The yin and yang of food

TCM categorizes food into three energetic groups: cool/cold, warm/ hot and neutral to achieve balance in the body. For example, if someone has a cold, they are encouraged to eat warming foods and avoid cold foods, and vice versa if they are suffering from fever or high body heat. Neutral foods are used to create harmony and a balanced state in body tissues. If a person is overweight, suffers from water retention, lethargy and has cold limbs, the body should be drained of dampness. Therefore, this person should consume lightly cooked warming foods and liquids, and avoid cold, raw foods. As the leaves begin to fall, yang qi becomes predominant and yin qi begins to be reduced.
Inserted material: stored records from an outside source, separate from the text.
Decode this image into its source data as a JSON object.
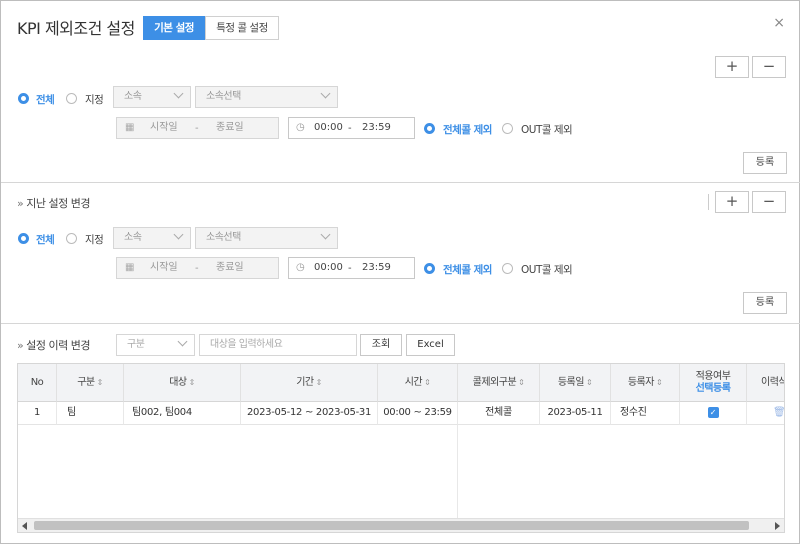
{
  "header": {
    "title": "KPI 제외조건 설정",
    "tabs": [
      {
        "label": "기본 설정",
        "active": true
      },
      {
        "label": "특정 콜 설정",
        "active": false
      }
    ],
    "close": "×"
  },
  "controls": {
    "plus": "+",
    "minus": "−"
  },
  "form1": {
    "radio_all": "전체",
    "radio_specific": "지정",
    "affiliation": "소속",
    "affiliation_select": "소속선택",
    "start_date": "시작일",
    "date_sep": "-",
    "end_date": "종료일",
    "time_start": "00:00",
    "time_sep": "-",
    "time_end": "23:59",
    "exclude_all": "전체콜 제외",
    "exclude_out": "OUT콜 제외",
    "register": "등록"
  },
  "section2": {
    "title": "지난 설정 변경",
    "radio_all": "전체",
    "radio_specific": "지정",
    "affiliation": "소속",
    "affiliation_select": "소속선택",
    "start_date": "시작일",
    "date_sep": "-",
    "end_date": "종료일",
    "time_start": "00:00",
    "time_sep": "-",
    "time_end": "23:59",
    "exclude_all": "전체콜 제외",
    "exclude_out": "OUT콜 제외",
    "register": "등록"
  },
  "section3": {
    "title": "설정 이력 변경",
    "filter": "구분",
    "target_placeholder": "대상을 입력하세요",
    "search": "조회",
    "excel": "Excel"
  },
  "table": {
    "columns": [
      "No",
      "구분",
      "대상",
      "기간",
      "시간",
      "콜제외구분",
      "등록일",
      "등록자",
      "적용여부",
      "이력삭"
    ],
    "apply_sub": "선택등록",
    "rows": [
      {
        "no": "1",
        "type": "팀",
        "target": "팀002, 팀004",
        "period": "2023-05-12 ~ 2023-05-31",
        "time": "00:00 ~ 23:59",
        "exclude": "전체콜",
        "reg_date": "2023-05-11",
        "registrant": "정수진",
        "applied": true
      }
    ]
  }
}
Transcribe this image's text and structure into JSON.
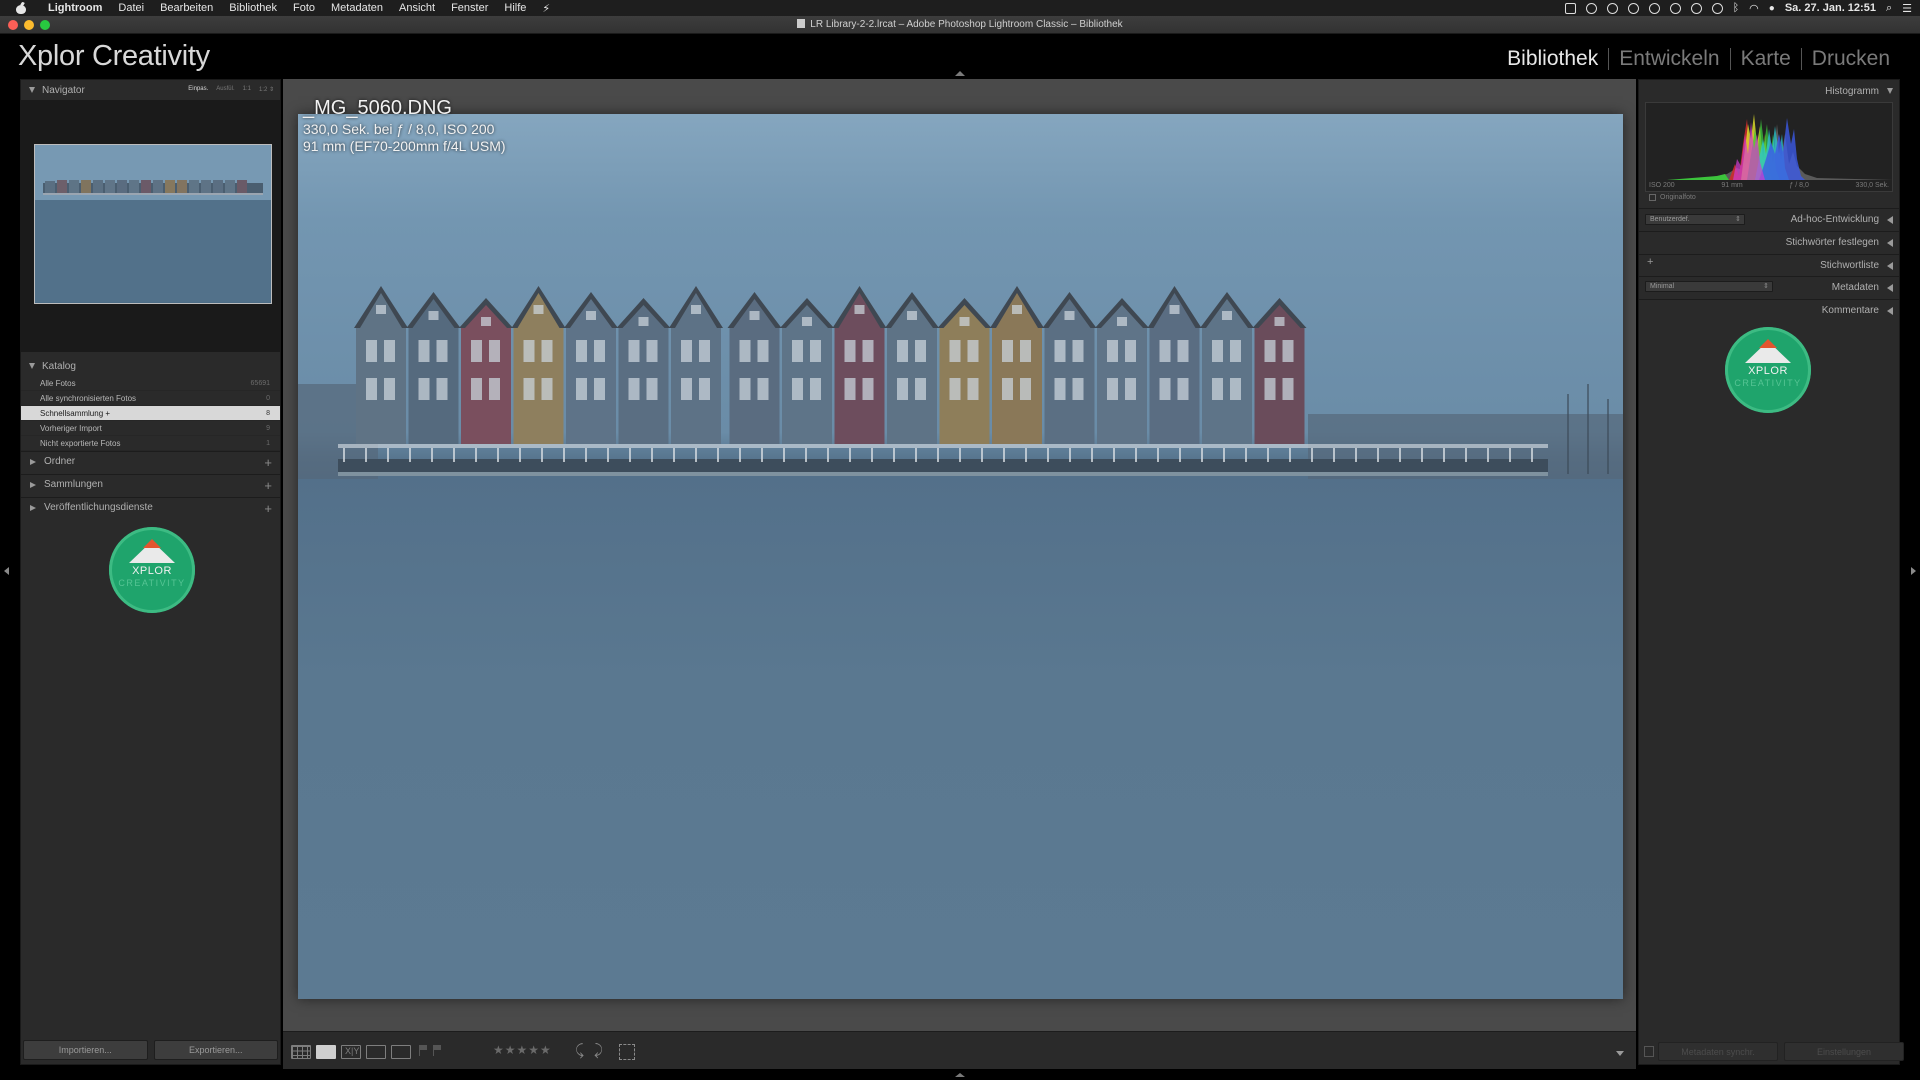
{
  "menubar": {
    "app_name": "Lightroom",
    "items": [
      "Datei",
      "Bearbeiten",
      "Bibliothek",
      "Foto",
      "Metadaten",
      "Ansicht",
      "Fenster",
      "Hilfe"
    ],
    "clock": "Sa. 27. Jan.  12:51"
  },
  "window": {
    "title": "LR Library-2-2.lrcat – Adobe Photoshop Lightroom Classic – Bibliothek"
  },
  "identity_plate": "Xplor Creativity",
  "modules": {
    "items": [
      "Bibliothek",
      "Entwickeln",
      "Karte",
      "Drucken"
    ],
    "active": "Bibliothek"
  },
  "left_panel": {
    "navigator": {
      "title": "Navigator",
      "zoom_options": [
        "Einpas.",
        "Ausfül.",
        "1:1",
        "1:2 ⇕"
      ],
      "active_zoom": "Einpas."
    },
    "katalog": {
      "title": "Katalog",
      "rows": [
        {
          "label": "Alle Fotos",
          "count": "65691"
        },
        {
          "label": "Alle synchronisierten Fotos",
          "count": "0"
        },
        {
          "label": "Schnellsammlung +",
          "count": "8"
        },
        {
          "label": "Vorheriger Import",
          "count": "9"
        },
        {
          "label": "Nicht exportierte Fotos",
          "count": "1"
        }
      ],
      "selected_index": 2
    },
    "sections": [
      {
        "label": "Ordner",
        "add": "+"
      },
      {
        "label": "Sammlungen",
        "add": "+"
      },
      {
        "label": "Veröffentlichungsdienste",
        "add": "+"
      }
    ],
    "import_button": "Importieren...",
    "export_button": "Exportieren..."
  },
  "logo": {
    "line1": "XPLOR",
    "line2": "CREATIVITY"
  },
  "photo_info": {
    "filename": "_MG_5060.DNG",
    "exposure": "330,0 Sek. bei ƒ / 8,0, ISO 200",
    "lens": "91 mm (EF70-200mm f/4L USM)"
  },
  "toolbar": {
    "stars": "★★★★★"
  },
  "right_panel": {
    "histogram": {
      "title": "Histogramm",
      "iso": "ISO 200",
      "focal": "91 mm",
      "aperture": "ƒ / 8,0",
      "shutter": "330,0 Sek.",
      "original_label": "Originalfoto"
    },
    "quick_develop": {
      "title": "Ad-hoc-Entwicklung",
      "preset": "Benutzerdef."
    },
    "keywording": {
      "title": "Stichwörter festlegen"
    },
    "keyword_list": {
      "title": "Stichwortliste",
      "add": "+"
    },
    "metadata": {
      "title": "Metadaten",
      "preset": "Minimal"
    },
    "comments": {
      "title": "Kommentare"
    },
    "sync_metadata_button": "Metadaten synchr.",
    "sync_settings_button": "Einstellungen"
  },
  "colors": {
    "accent_green": "#1fa46c",
    "selected_row": "#d8d8d8",
    "panel_bg": "#2a2a2a"
  }
}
In the summer, cool/cold foods that increase the yin and cool the body are eaten, and include watermelon and salad greens, while warm/hot foods that invigorate the body and strengthen the yang in the tissues are eaten during winter. These include meats, such as lamb, beef and chicken, to reduce the cold from body tissues. Lastly, neutral foods help to balance the yin and yang by reducing or increasing heat in the body, and maintaining the functions of the five main organs: liver, heart, spleen, lungs and kidneys. They include papayas, grapes, mangoes, milk, eggs and honey.

Seasonal Affective Disorder (SAD)

Also known as winter blues, the symptoms of this psychological disorder can be mild to severe, and seem to affect many people during the winter months when daylight hours are short. Some symptoms include sadness or depression, irritability, fatigue, insomnia, difficulty concentrating, and, in severe cases, suicidal thoughts. It is attributed to the decreasing amount of daylight and the cooler temperatures that occur during the winter, and may also affect physical behavior and lead to lowered levels of the hormone serotonin—the mood-enhancing hormone that regulates hunger and the sense of well-being. Reduced levels of serotonin result in lowered levels of melatonin, which regulates sleep, often resulting in insomnia.

Although people of all ages are affected by SAD, studies indicate that it more commonly is a problem for those who live further from the equator. Studies indicate that SAD begins in the fall, ends in the spring and is more common among women than men, but is not as prevalent when snow is on the ground, perhaps because the reflection of the snow provides brightness.